The TEM examines a disk sample, but each sample has to be specially cut in a circle by a instrument called the FIB, or Focused Ion Beam. The FIB takes the disk and remove a very small, thin slice from its back—so thin that about 1,000 slices would be as thick as a human hair. The sample gets placed on a specialized grid, and that grid then gets introduced into the TEM. An electron beam gets generated at the top of the column, shoots through the middle of the TEM column, and actually transfers through the sample. There are two ways to orient a sample in relation to the electron beam. You can either do it in “plane view,” perpendicular to the beam so you’re shooting from the sample’s top to its bottom, or in a cross section, so the beam shoots in one edge of the sample and out the opposite edge.

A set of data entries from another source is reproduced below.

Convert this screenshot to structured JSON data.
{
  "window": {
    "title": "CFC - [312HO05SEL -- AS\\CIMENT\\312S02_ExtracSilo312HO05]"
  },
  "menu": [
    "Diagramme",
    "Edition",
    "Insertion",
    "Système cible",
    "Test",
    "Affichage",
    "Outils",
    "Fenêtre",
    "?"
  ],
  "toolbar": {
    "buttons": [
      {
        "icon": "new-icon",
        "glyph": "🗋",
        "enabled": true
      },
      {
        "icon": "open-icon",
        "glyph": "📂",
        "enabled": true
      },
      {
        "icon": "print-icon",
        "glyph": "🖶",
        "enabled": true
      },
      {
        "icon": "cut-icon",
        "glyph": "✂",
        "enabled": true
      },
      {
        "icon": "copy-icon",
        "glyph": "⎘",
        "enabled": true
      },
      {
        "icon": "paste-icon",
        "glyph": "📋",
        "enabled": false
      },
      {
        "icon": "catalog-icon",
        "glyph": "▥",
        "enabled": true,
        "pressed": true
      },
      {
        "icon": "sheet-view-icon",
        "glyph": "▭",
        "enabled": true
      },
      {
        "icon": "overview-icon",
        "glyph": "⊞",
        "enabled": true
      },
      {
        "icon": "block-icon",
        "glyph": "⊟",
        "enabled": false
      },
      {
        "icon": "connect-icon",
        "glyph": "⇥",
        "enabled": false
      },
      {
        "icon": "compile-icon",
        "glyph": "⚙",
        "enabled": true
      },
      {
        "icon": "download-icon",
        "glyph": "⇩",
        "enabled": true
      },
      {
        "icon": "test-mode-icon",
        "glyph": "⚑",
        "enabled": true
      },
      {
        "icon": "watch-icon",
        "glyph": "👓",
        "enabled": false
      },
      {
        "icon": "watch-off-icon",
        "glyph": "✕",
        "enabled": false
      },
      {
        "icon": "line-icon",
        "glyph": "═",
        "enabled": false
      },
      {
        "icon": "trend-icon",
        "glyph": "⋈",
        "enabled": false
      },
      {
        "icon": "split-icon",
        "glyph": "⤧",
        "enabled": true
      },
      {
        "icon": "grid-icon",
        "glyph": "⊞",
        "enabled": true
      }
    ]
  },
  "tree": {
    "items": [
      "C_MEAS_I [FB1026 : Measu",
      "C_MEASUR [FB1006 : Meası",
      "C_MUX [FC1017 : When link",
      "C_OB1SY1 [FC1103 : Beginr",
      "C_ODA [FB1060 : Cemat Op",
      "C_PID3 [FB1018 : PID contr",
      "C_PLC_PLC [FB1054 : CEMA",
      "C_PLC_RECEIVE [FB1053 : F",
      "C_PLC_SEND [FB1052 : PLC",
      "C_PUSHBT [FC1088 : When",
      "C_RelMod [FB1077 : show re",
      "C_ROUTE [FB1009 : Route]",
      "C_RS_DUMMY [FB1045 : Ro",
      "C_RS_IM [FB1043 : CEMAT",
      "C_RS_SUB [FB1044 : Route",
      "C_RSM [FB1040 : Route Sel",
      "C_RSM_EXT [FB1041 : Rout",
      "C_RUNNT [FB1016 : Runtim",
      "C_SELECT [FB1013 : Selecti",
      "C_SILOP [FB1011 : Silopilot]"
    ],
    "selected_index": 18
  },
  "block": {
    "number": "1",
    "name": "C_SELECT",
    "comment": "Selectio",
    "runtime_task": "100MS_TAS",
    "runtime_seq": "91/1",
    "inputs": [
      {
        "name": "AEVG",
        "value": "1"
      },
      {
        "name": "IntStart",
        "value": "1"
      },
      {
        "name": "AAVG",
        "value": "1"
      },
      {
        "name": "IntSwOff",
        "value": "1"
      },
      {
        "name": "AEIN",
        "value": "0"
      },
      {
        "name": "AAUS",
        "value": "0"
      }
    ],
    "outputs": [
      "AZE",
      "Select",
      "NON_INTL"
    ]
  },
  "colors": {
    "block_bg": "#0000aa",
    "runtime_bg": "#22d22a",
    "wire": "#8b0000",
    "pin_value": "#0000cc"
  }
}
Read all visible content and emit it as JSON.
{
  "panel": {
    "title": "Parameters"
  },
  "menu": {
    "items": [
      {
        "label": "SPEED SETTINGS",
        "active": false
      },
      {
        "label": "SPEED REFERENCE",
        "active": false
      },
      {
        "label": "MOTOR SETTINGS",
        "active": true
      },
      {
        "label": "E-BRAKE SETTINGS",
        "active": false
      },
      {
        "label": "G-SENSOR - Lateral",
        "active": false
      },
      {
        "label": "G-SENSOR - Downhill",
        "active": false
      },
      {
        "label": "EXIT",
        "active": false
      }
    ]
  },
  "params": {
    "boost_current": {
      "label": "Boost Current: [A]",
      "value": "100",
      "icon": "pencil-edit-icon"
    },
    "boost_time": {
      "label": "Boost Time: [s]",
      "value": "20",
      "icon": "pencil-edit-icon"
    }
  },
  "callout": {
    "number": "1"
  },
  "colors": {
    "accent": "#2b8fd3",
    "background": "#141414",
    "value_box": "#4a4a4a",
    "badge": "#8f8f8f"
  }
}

You probably recall from the recent shift to perpendicular magnetic recording that whereas magnetic grains used to lie flat on media, now they stand upright like grains of rice. But the composition, appearance, spacing, and so on of these grains is critical. The TEM will show you the difference it makes when grains are grown with, say, one degree of temperature variance from one process run to the next.